High quality industrial relations are a key element in managing economic change and reducing its costs, helping workers and companies adapt to change while protecting them from transitory shocks.
The Industrial Relations Report shows that collective bargaining retains an important role in Europe, despite a moderate decline in trade union membership (from 27.4% in 2000 to 25.6% in 2005). In 2006, almost two-thirds of European workers were covered by a collective agreement. Membership of employers' organisations – which largely determines collective bargaining coverage – appears to be stable. However, there are marked differences between the Member States. Membership of trade unions ranges from 8%-80% and membership of employers' organisations from 20%-100%. While bargaining coverage is 68% in the EU-15 Member States, it is 43% in those countries that joined the EU since 2004.
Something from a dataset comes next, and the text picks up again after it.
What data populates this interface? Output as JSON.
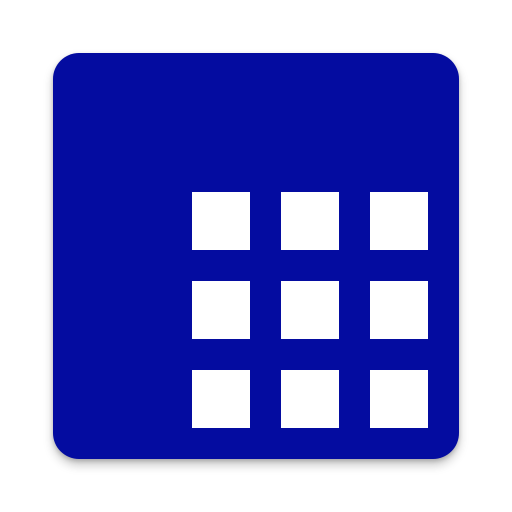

Wage bargaining seems to have had an impact on the gender pay gap, wage inequality and in-work poverty. The empirical evidence suggests that, with all other variables constant, where trade union membership is 10% higher, wage inequality is around 2% lower. An increase in collective bargaining coverage of 10% is associated with a reduction in in-work poverty of 0.5%.
Minimum wages are an increasingly important component of wage setting in the EU. Statutory minimum wages now exist in 20 Member States. Only in Member States where strong employers' organisations and trade unions negotiate for a large number of firms and workers in a coordinated way is the lowest wage floor set by collective agreement rather than statutory minimum wages.
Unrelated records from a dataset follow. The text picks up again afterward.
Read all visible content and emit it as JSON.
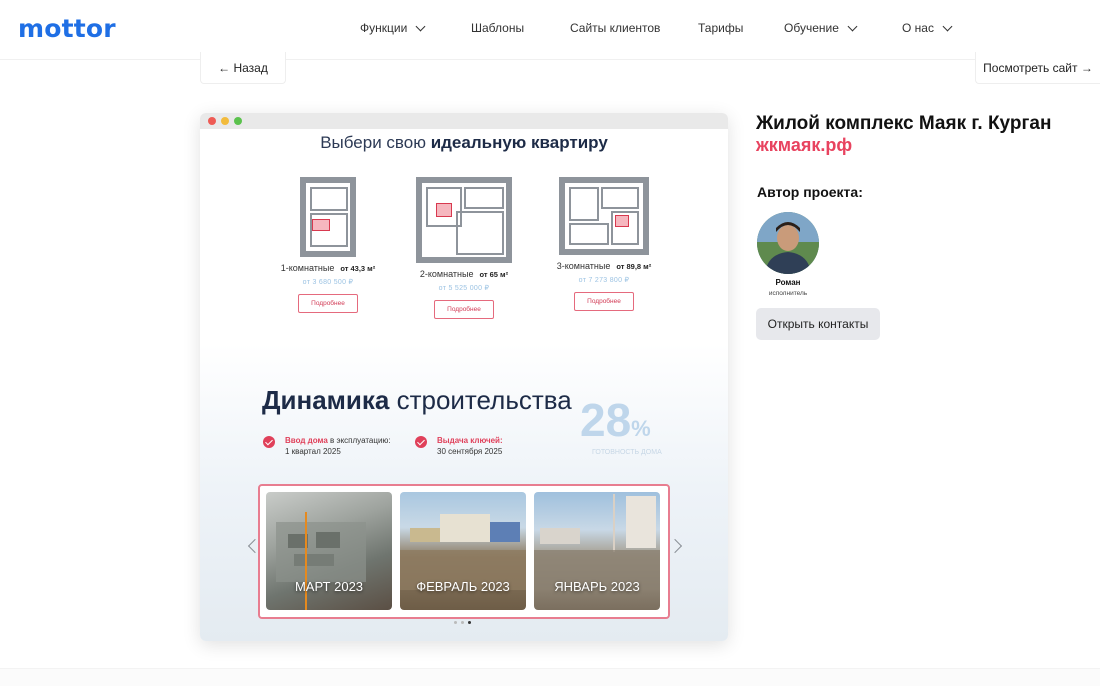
{
  "header": {
    "logo": "mottor",
    "nav": [
      {
        "label": "Функции",
        "dropdown": true
      },
      {
        "label": "Шаблоны",
        "dropdown": false
      },
      {
        "label": "Сайты клиентов",
        "dropdown": false
      },
      {
        "label": "Тарифы",
        "dropdown": false
      },
      {
        "label": "Обучение",
        "dropdown": true
      },
      {
        "label": "О нас",
        "dropdown": true
      }
    ]
  },
  "actions": {
    "back": "← Назад",
    "view_site": "Посмотреть сайт →"
  },
  "preview": {
    "title_plain": "Выбери свою ",
    "title_bold": "идеальную квартиру",
    "plans": [
      {
        "rooms": "1-комнатные",
        "area": "от 43,3 м²",
        "price": "от 3 680 500 ₽",
        "button": "Подробнее",
        "number": "1"
      },
      {
        "rooms": "2-комнатные",
        "area": "от 65 м²",
        "price": "от 5 525 000 ₽",
        "button": "Подробнее",
        "number": "2"
      },
      {
        "rooms": "3-комнатные",
        "area": "от 89,8 м²",
        "price": "от 7 273 800 ₽",
        "button": "Подробнее",
        "number": "3"
      }
    ],
    "dynamics_bold": "Динамика",
    "dynamics_plain": " строительства",
    "percent_value": "28",
    "percent_sign": "%",
    "percent_caption": "ГОТОВНОСТЬ ДОМА",
    "milestones": [
      {
        "label_red": "Ввод дома",
        "label_rest": " в эксплуатацию:",
        "value": "1 квартал 2025"
      },
      {
        "label_red": "Выдача ключей:",
        "label_rest": "",
        "value": "30  сентября 2025"
      }
    ],
    "photos": [
      {
        "label": "МАРТ 2023"
      },
      {
        "label": "ФЕВРАЛЬ 2023"
      },
      {
        "label": "ЯНВАРЬ 2023"
      }
    ],
    "slide_page": 3,
    "slide_count": 3
  },
  "project": {
    "title": "Жилой комплекс Маяк г. Курган",
    "link": "жкмаяк.рф",
    "author_heading": "Автор проекта:",
    "author_name": "Роман",
    "author_role": "исполнитель",
    "contact_button": "Открыть контакты"
  },
  "colors": {
    "brand": "#1f6fe5",
    "accent": "#e8435f",
    "navy": "#1d2b47"
  }
}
The Commission considers that social partner organisations themselves need to be strong and must build a relationship based on trust. That is why the EU has substantially increased the support to social partners through the European Social Fund, in particular in the Member States that have joined the EU since 2004.
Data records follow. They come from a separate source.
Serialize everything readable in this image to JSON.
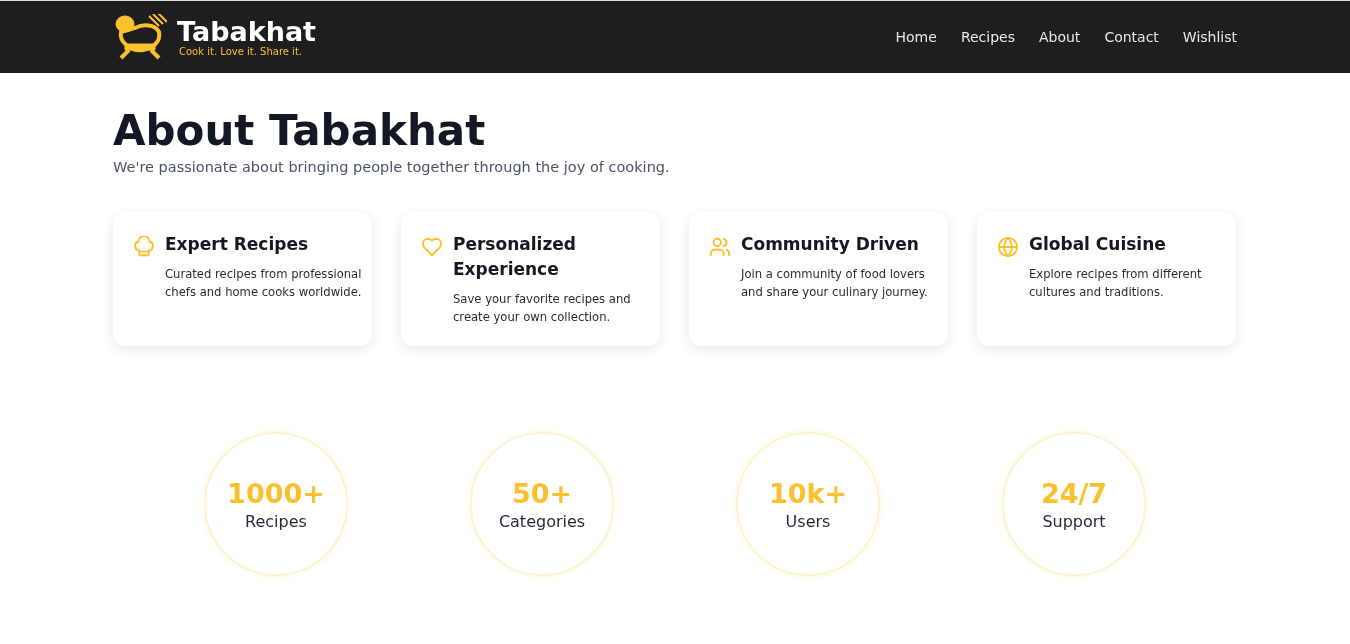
{
  "brand": {
    "name": "Tabakhat",
    "tagline": "Cook it. Love it. Share it."
  },
  "nav": [
    {
      "label": "Home"
    },
    {
      "label": "Recipes"
    },
    {
      "label": "About"
    },
    {
      "label": "Contact"
    },
    {
      "label": "Wishlist"
    }
  ],
  "heading": "About Tabakhat",
  "subtitle": "We're passionate about bringing people together through the joy of cooking.",
  "features": [
    {
      "title": "Expert Recipes",
      "text": "Curated recipes from professional chefs and home cooks worldwide."
    },
    {
      "title": "Personalized Experience",
      "text": "Save your favorite recipes and create your own collection."
    },
    {
      "title": "Community Driven",
      "text": "Join a community of food lovers and share your culinary journey."
    },
    {
      "title": "Global Cuisine",
      "text": "Explore recipes from different cultures and traditions."
    }
  ],
  "stats": [
    {
      "value": "1000+",
      "label": "Recipes"
    },
    {
      "value": "50+",
      "label": "Categories"
    },
    {
      "value": "10k+",
      "label": "Users"
    },
    {
      "value": "24/7",
      "label": "Support"
    }
  ]
}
At European level, the report highlights that social partners throughout Europe have not only demonstrated that their European federations can negotiate autonomous framework agreements at EU-level but that they can also put them into practice. The European social partners agreed in 2006 on minimum rules for dealing with violence and harassment at work. They have also presented the results of how previous agreements on telework and work-related stress were implemented. EU-wide social dialogue at sectoral level has been extended to contract catering and professional football.